> TASK INPUTS:

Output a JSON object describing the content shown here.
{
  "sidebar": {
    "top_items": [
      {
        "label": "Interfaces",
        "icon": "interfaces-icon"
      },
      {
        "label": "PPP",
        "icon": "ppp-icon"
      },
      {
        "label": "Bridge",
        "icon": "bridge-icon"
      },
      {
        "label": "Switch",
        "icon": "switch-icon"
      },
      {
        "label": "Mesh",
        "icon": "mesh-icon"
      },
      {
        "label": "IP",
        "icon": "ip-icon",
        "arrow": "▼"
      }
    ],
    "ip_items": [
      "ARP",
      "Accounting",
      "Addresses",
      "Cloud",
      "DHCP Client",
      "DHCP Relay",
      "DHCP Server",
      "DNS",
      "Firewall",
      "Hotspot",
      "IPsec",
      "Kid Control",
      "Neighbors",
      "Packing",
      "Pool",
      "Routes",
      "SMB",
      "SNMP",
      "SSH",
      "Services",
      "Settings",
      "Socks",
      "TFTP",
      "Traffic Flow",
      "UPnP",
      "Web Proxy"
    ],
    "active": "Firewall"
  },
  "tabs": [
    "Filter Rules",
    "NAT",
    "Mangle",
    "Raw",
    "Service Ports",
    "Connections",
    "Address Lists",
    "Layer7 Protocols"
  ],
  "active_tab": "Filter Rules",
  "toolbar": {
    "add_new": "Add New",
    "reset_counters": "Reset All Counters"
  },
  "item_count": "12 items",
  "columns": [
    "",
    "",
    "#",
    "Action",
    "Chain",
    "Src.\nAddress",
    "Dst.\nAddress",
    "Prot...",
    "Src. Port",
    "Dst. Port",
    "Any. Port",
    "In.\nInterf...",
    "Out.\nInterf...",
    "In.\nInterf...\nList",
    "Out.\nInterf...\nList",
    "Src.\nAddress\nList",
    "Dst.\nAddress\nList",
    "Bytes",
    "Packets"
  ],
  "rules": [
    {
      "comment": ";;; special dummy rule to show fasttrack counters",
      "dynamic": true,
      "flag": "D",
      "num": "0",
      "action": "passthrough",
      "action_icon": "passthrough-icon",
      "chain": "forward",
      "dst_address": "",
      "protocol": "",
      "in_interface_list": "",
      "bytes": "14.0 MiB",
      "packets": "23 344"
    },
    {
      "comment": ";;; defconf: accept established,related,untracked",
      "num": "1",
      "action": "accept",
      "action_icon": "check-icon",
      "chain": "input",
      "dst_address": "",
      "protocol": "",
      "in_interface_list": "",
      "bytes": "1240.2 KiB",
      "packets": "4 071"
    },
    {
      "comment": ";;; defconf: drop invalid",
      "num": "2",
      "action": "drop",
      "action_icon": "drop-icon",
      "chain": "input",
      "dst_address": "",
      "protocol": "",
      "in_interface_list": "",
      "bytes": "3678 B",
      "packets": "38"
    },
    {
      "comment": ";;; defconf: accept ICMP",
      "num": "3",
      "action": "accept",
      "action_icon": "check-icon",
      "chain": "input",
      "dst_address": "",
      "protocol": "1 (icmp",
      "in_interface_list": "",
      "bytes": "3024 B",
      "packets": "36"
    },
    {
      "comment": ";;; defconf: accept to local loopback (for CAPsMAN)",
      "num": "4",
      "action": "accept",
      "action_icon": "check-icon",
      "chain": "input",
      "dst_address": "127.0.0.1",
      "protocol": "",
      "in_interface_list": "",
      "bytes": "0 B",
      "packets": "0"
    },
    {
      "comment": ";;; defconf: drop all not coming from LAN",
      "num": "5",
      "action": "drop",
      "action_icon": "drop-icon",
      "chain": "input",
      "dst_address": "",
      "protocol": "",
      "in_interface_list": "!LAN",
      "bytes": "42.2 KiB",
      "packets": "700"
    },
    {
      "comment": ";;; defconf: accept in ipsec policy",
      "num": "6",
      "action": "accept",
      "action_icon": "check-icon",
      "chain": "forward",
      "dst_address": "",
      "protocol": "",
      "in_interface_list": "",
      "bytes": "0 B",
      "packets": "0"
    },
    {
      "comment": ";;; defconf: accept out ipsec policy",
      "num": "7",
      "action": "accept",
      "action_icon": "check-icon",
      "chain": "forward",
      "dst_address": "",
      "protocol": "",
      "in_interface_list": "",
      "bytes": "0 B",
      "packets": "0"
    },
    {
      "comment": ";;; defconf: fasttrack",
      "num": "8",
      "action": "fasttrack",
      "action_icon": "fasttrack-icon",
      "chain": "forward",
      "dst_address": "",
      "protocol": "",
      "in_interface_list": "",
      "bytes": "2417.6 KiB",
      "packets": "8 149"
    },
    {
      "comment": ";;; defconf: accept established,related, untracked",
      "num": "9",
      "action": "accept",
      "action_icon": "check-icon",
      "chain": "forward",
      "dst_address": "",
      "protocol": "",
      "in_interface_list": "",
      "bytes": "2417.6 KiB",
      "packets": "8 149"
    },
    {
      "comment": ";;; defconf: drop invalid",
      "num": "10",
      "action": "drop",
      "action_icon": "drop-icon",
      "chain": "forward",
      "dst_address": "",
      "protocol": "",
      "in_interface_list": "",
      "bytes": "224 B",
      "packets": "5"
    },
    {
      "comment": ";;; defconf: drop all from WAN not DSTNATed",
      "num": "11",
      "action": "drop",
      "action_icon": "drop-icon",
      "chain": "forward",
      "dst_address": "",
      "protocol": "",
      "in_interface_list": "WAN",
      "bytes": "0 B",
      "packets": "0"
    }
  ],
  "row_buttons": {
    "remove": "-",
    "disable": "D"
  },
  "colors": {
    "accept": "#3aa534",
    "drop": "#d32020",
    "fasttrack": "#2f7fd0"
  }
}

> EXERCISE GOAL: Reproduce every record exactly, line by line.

> ANSWER SECTION:
Output a JSON object describing the content shown here.
{
  "sidebar": {
    "top_items": [
      {
        "label": "Interfaces",
        "icon": "interfaces-icon"
      },
      {
        "label": "PPP",
        "icon": "ppp-icon"
      },
      {
        "label": "Bridge",
        "icon": "bridge-icon"
      },
      {
        "label": "Switch",
        "icon": "switch-icon"
      },
      {
        "label": "Mesh",
        "icon": "mesh-icon"
      },
      {
        "label": "IP",
        "icon": "ip-icon",
        "arrow": "▼"
      }
    ],
    "ip_items": [
      "ARP",
      "Accounting",
      "Addresses",
      "Cloud",
      "DHCP Client",
      "DHCP Relay",
      "DHCP Server",
      "DNS",
      "Firewall",
      "Hotspot",
      "IPsec",
      "Kid Control",
      "Neighbors",
      "Packing",
      "Pool",
      "Routes",
      "SMB",
      "SNMP",
      "SSH",
      "Services",
      "Settings",
      "Socks",
      "TFTP",
      "Traffic Flow",
      "UPnP",
      "Web Proxy"
    ],
    "active": "Firewall"
  },
  "tabs": [
    "Filter Rules",
    "NAT",
    "Mangle",
    "Raw",
    "Service Ports",
    "Connections",
    "Address Lists",
    "Layer7 Protocols"
  ],
  "active_tab": "Filter Rules",
  "toolbar": {
    "add_new": "Add New",
    "reset_counters": "Reset All Counters"
  },
  "item_count": "12 items",
  "columns": [
    "",
    "",
    "#",
    "Action",
    "Chain",
    "Src.\nAddress",
    "Dst.\nAddress",
    "Prot...",
    "Src. Port",
    "Dst. Port",
    "Any. Port",
    "In.\nInterf...",
    "Out.\nInterf...",
    "In.\nInterf...\nList",
    "Out.\nInterf...\nList",
    "Src.\nAddress\nList",
    "Dst.\nAddress\nList",
    "Bytes",
    "Packets"
  ],
  "rules": [
    {
      "comment": ";;; special dummy rule to show fasttrack counters",
      "dynamic": true,
      "flag": "D",
      "num": "0",
      "action": "passthrough",
      "action_icon": "passthrough-icon",
      "chain": "forward",
      "dst_address": "",
      "protocol": "",
      "in_interface_list": "",
      "bytes": "14.0 MiB",
      "packets": "23 344"
    },
    {
      "comment": ";;; defconf: accept established,related,untracked",
      "num": "1",
      "action": "accept",
      "action_icon": "check-icon",
      "chain": "input",
      "dst_address": "",
      "protocol": "",
      "in_interface_list": "",
      "bytes": "1240.2 KiB",
      "packets": "4 071"
    },
    {
      "comment": ";;; defconf: drop invalid",
      "num": "2",
      "action": "drop",
      "action_icon": "drop-icon",
      "chain": "input",
      "dst_address": "",
      "protocol": "",
      "in_interface_list": "",
      "bytes": "3678 B",
      "packets": "38"
    },
    {
      "comment": ";;; defconf: accept ICMP",
      "num": "3",
      "action": "accept",
      "action_icon": "check-icon",
      "chain": "input",
      "dst_address": "",
      "protocol": "1 (icmp",
      "in_interface_list": "",
      "bytes": "3024 B",
      "packets": "36"
    },
    {
      "comment": ";;; defconf: accept to local loopback (for CAPsMAN)",
      "num": "4",
      "action": "accept",
      "action_icon": "check-icon",
      "chain": "input",
      "dst_address": "127.0.0.1",
      "protocol": "",
      "in_interface_list": "",
      "bytes": "0 B",
      "packets": "0"
    },
    {
      "comment": ";;; defconf: drop all not coming from LAN",
      "num": "5",
      "action": "drop",
      "action_icon": "drop-icon",
      "chain": "input",
      "dst_address": "",
      "protocol": "",
      "in_interface_list": "!LAN",
      "bytes": "42.2 KiB",
      "packets": "700"
    },
    {
      "comment": ";;; defconf: accept in ipsec policy",
      "num": "6",
      "action": "accept",
      "action_icon": "check-icon",
      "chain": "forward",
      "dst_address": "",
      "protocol": "",
      "in_interface_list": "",
      "bytes": "0 B",
      "packets": "0"
    },
    {
      "comment": ";;; defconf: accept out ipsec policy",
      "num": "7",
      "action": "accept",
      "action_icon": "check-icon",
      "chain": "forward",
      "dst_address": "",
      "protocol": "",
      "in_interface_list": "",
      "bytes": "0 B",
      "packets": "0"
    },
    {
      "comment": ";;; defconf: fasttrack",
      "num": "8",
      "action": "fasttrack",
      "action_icon": "fasttrack-icon",
      "chain": "forward",
      "dst_address": "",
      "protocol": "",
      "in_interface_list": "",
      "bytes": "2417.6 KiB",
      "packets": "8 149"
    },
    {
      "comment": ";;; defconf: accept established,related, untracked",
      "num": "9",
      "action": "accept",
      "action_icon": "check-icon",
      "chain": "forward",
      "dst_address": "",
      "protocol": "",
      "in_interface_list": "",
      "bytes": "2417.6 KiB",
      "packets": "8 149"
    },
    {
      "comment": ";;; defconf: drop invalid",
      "num": "10",
      "action": "drop",
      "action_icon": "drop-icon",
      "chain": "forward",
      "dst_address": "",
      "protocol": "",
      "in_interface_list": "",
      "bytes": "224 B",
      "packets": "5"
    },
    {
      "comment": ";;; defconf: drop all from WAN not DSTNATed",
      "num": "11",
      "action": "drop",
      "action_icon": "drop-icon",
      "chain": "forward",
      "dst_address": "",
      "protocol": "",
      "in_interface_list": "WAN",
      "bytes": "0 B",
      "packets": "0"
    }
  ],
  "row_buttons": {
    "remove": "-",
    "disable": "D"
  },
  "colors": {
    "accept": "#3aa534",
    "drop": "#d32020",
    "fasttrack": "#2f7fd0"
  }
}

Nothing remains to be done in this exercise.